The conventional way to express the idea would be to talk about a map, the fixed points of it’s mth iteration, their orbits and the like. If you study fractals, you know this stuff.

April 12, 2011 at 00:42 |

What you say is sad, but very reasonable. I suppose the real problem is that it is not immediately obvious whether something will end up being useful. One comes to them seeing something beautiful, and then when one begins to explore them they sort of crumble.

By the way, I wanted to thank you for taking the time to comment here. Having someone more mathematically competent than myself commenting is intensely valuable.

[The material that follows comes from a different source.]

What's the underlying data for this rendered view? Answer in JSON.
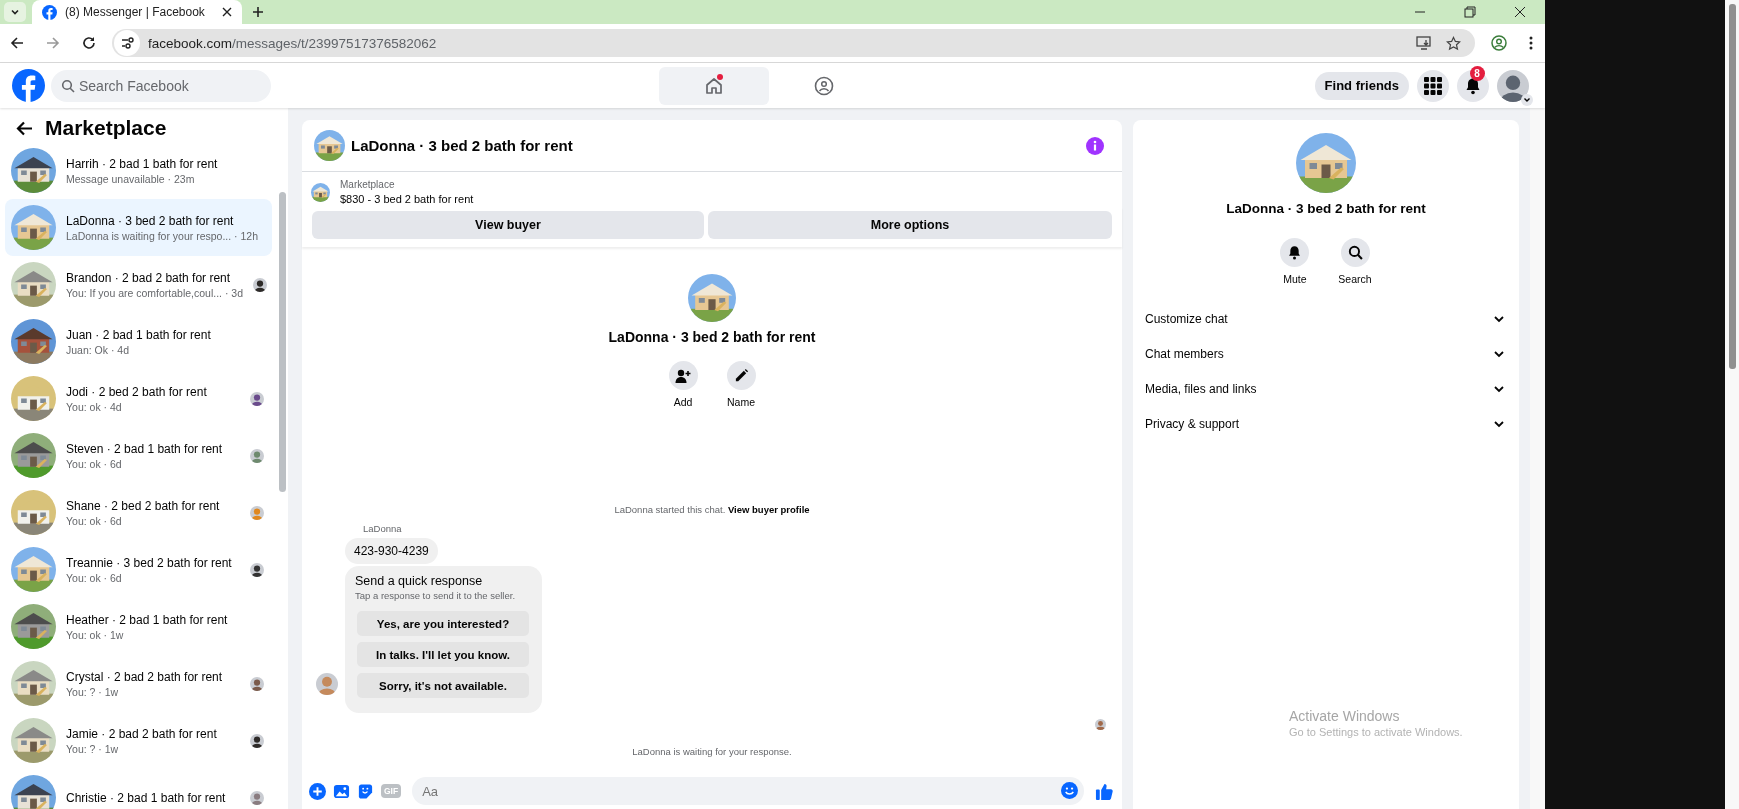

April 12, 2011 at 12:47 |

Aw, man! You don’t have to thank me for something like that… I rarely meet people with genuine curiosity about math, so naturally I have to comment.

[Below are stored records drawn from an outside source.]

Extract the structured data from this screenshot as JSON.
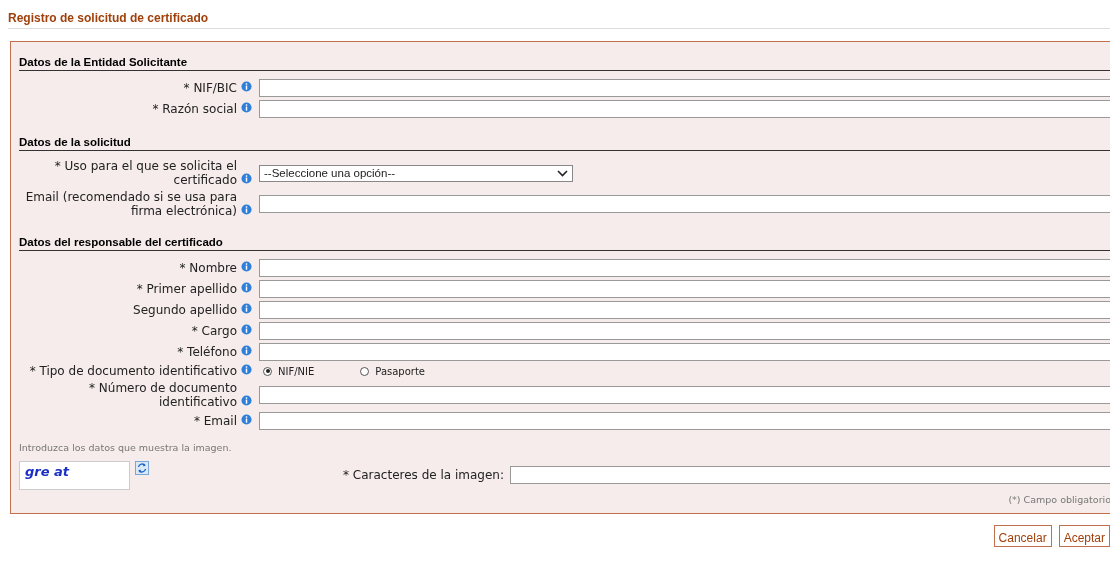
{
  "title": "Registro de solicitud de certificado",
  "sections": [
    {
      "heading": "Datos de la Entidad Solicitante",
      "fields": [
        {
          "kind": "text",
          "label": "* NIF/BIC"
        },
        {
          "kind": "text",
          "label": "* Razón social"
        }
      ]
    },
    {
      "heading": "Datos de la solicitud",
      "fields": [
        {
          "kind": "select",
          "label": "* Uso para el que se solicita el certificado",
          "value": "--Seleccione una opción--"
        },
        {
          "kind": "text",
          "label": "Email (recomendado si se usa para firma electrónica)"
        }
      ]
    },
    {
      "heading": "Datos del responsable del certificado",
      "fields": [
        {
          "kind": "text",
          "label": "* Nombre"
        },
        {
          "kind": "text",
          "label": "* Primer apellido"
        },
        {
          "kind": "text",
          "label": "Segundo apellido"
        },
        {
          "kind": "text",
          "label": "* Cargo"
        },
        {
          "kind": "text",
          "label": "* Teléfono"
        },
        {
          "kind": "radio",
          "label": "* Tipo de documento identificativo",
          "options": [
            {
              "label": "NIF/NIE",
              "selected": true
            },
            {
              "label": "Pasaporte",
              "selected": false
            }
          ]
        },
        {
          "kind": "text",
          "label": "* Número de documento identificativo"
        },
        {
          "kind": "text",
          "label": "* Email"
        }
      ]
    }
  ],
  "captcha": {
    "hint": "Introduzca los datos que muestra la imagen.",
    "image_text": "gre at",
    "label": "* Caracteres de la imagen:"
  },
  "required_note": "(*) Campo obligatorio",
  "buttons": [
    "Cancelar",
    "Aceptar"
  ]
}
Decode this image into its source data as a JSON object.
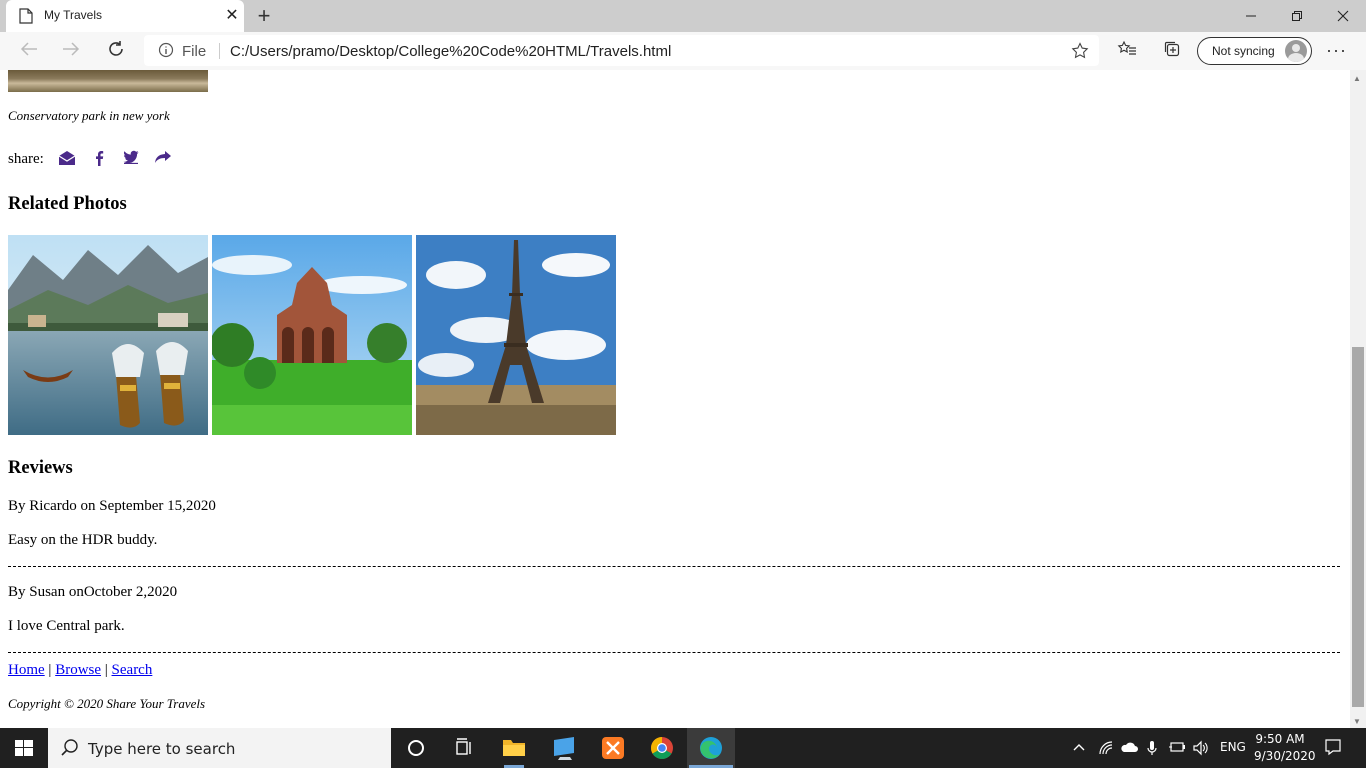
{
  "browser": {
    "tab_title": "My Travels",
    "tab_close": "✕",
    "new_tab": "+",
    "protocol": "File",
    "url": "C:/Users/pramo/Desktop/College%20Code%20HTML/Travels.html",
    "sync_label": "Not syncing",
    "more_label": "···"
  },
  "page": {
    "caption": "Conservatory park in new york",
    "share_label": "share:",
    "related_heading": "Related Photos",
    "reviews_heading": "Reviews",
    "reviews": [
      {
        "byline": "By Ricardo on September 15,2020",
        "text": "Easy on the HDR buddy."
      },
      {
        "byline": "By Susan onOctober 2,2020",
        "text": "I love Central park."
      }
    ],
    "footer_links": [
      "Home",
      "Browse",
      "Search"
    ],
    "footer_sep": "|",
    "copyright": "Copyright © 2020 Share Your Travels"
  },
  "taskbar": {
    "search_placeholder": "Type here to search",
    "language": "ENG",
    "time": "9:50 AM",
    "date": "9/30/2020"
  },
  "colors": {
    "link": "#0000ee",
    "share_icon": "#4b2a8a",
    "taskbar": "#202020",
    "tabbar": "#cdcdcd"
  }
}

April 12, 2011 at 11:12 |

Hi there,

stumbled by your post by sheer chance and though I might chime in with some points.

The “kind of a group” structure you are thinking of is actually something called “dynamical system”. What you have is the orbit of the number m under the action of the dynamical system associated to the arithmetic derivative. There are many points that diverge (IIRC every number of the form mp^p with m>1 will “diverge”, for instance every number in which factorization a prime appears with an exponent bigger than itself), many points “converge” to 0 (f.i. every prime) and the only fixed points of the system (numbers such that n’ = n) are the ones of the form p^p with p prime. The existence of cycles is a highly nontrivial problem, there is a conjecture stating that points are either fixed (p^p) divergent, or convergent to 0, i.e there are no cycles of lenght >=2. Many classical problems in number theory can be rewritten in terms of arithmetic derivatives, eg the twin prime conjecture would imply that there are infinitely many composite numbers such that n^(k) = 0 for large enough k, and the Goldbach conjecture that the equation n’ = 2b has a solution for every b>1.

There is an active area of research about this kind of thing, I remember some recent papers by Buium talking about arithmetical PDE’s. Some of the basics of the theory can be found in the paper by Ufnarovski adn Åhlander:

http://www.cs.uwaterloo.ca/journals/JIS/VOL6/Ufnarovski/ufnarovski.html

April 12, 2011 at 14:33 |

> The “kind of a group” structure you are thinking of is actually something called “dynamical system”…

Thanks for explaining this. I’ve read about complex dynamics and really ought to have thought apply that language to apply it to this :) I had no idea it could be such a general concept though, or even a sort of structure…

>The existence of cycles is a highly nontrivial problem, there is a conjecture stating that points are either fixed (p^p) divergent, or convergent to 0, i.e there are no cycles of lenght >=2… Some of the basics of the theory can be found in the paper by Ufnarovski adn Åhlander:

> http://www.cs.uwaterloo.ca/journals/JIS/VOL6/Ufnarovski/ufnarovski.html

This is very interesting. I’m reading the paper right now!